Foraging for your own food is both immensely satisfying and a great way to enjoy the outdoors. The Forest of Dean has been popular with amatuer and professional foragers for decades. The Wild Boar of the Forest are famous for turning up the soil which helps to spread the seeds and the damp wooded forest floor is the perfect habitat for a multitude of wild mushroom species. Whether it’s a bowl full of fresh berries for a crumble or tart you want, some wild garlic for your salad, brewing your own nettle tea or making your own pesto from wild garlic, foraging in the Forest of Dean will not disappoint. Gathering your own dinner also provides a unique sense of accomplishment second only to growing your own. Whether you’re a foodie or a nature lover, foraging is something you can do all year round. In this blog we’re going to give you a quick overview of what you need to know before you start foraging in and around the Forest of Dean.
What do I need to know before I go?
Before you go out and start filling your basket with wild goodies, always check whether the areas you are foraging on are common land or privately owned. If it’s privately owned, make sure you have the owner’s permission to enter the land and to take anything away. If you’re on common ground follow the Woodland Trust’s Foraging Guidelines . Foraging is a great way to fill your dinner plate as long as it’s done responsibly. The ecosystems in and around the Forest of Dean are delicate and it’s our responsibility to make sure we protect the environment. This way generations to come will also be able to forage in the forests and countryside.
What can I forage for in the Forest of Dean?
Depending on what time of year you’re visiting us, you can forage for berries, mushrooms, and leaves. Before you go out make sure you know what you’re looking for and do some research around what grows locally. Certain fungi, berries and foliage can only be found at certain times of the year so always check before you go.
The Forest of Dean is a fantastic spot for mushroom-picking as it is damp and wooded. Wild fennel, garlic and onion grow in abundance and you will also be able to find edible flowers, wild strawberries and Blackberries in the late summer, early autumn. In 2016 we were visited by Countryfile and their foraging expert – if you’d like to know the results of their foraging trip you can read their blog here Foraging in the Forest of Dean | Countryfile.com
With so many species of plants in the UK it’s easy to mistake one for another. Many plants and mushrooms have a poisonous lookalike and if eaten can cause you to be seriously ill and in some instances can be fatal. The side effects of eating the wrong thing can range from a mild tummy ache to a trip to A&E. Do not eat anything unless 100% sure of its identification. Pick no more than half of what you find to minimise damage to the nearby habitat. An organised tour is the safest way to forage in the UK and also prevents over foraging which can be harmful to the environment.

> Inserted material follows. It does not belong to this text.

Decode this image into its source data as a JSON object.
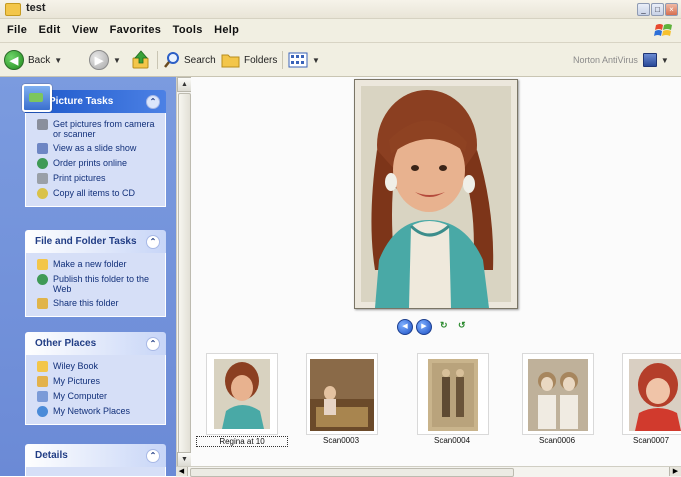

Go with an organised tour or someone who is local to the area. Your foraging trip is more likely to be successful if you go out with someone who knows the area well and can take you to the right locations. An experienced guide will also be able to give you an overview of foraging laws and safety best practice, explain sustainable and mindful practice, give you an introduction to a number of edible species and show you how to tell edible species apart from poisonous look-alikes.
Organised foraging tours in the Forest of Dean
Our foraging trips are very popular. Spring forages will be more about the hedgerow, summer will be fruits and flowers and the autumn will have a more mushroom focus. We work with three organisations to bring you the best foraging experience. Our foraging guides will take you for a two and a half hour walk from the hotel to find the edible goodies available locally and then you will return to the hotel for lunch.
If you go out with Ed Drewitt, you’ll also have an opportunity to learn more about the birds and wildlife you see along the way.
Liz Knight from Forage Fine Foods runs a number of courses from the hotel and has spent the last 10 years gathering and playing with wild food. Liz will show you how the commonest of weeds can be transformed into the most exciting, nutritious and sustainable of foods. You will walk on the hotel grounds to collect foraged goodies. Back at the hotel Liz will show you how to make delicious foraged recipes to take away.
On our autumn forages you will be accompanied by local fungi experts. Meeting in the morning your tour will start with a short talk on foraging and tea or coffee before setting off for a walk from the hotel. You will return to the hotel for a three course lunch.
There is also the option to add an overnight stay to your foraging package, you can take advantage of our “Experience Package” which includes dinner. Our foraging experiences packages are a unique gift for nature lovers and foodies alike.
Find out more here Foraging Trips | Tudor Farmhouse Hotel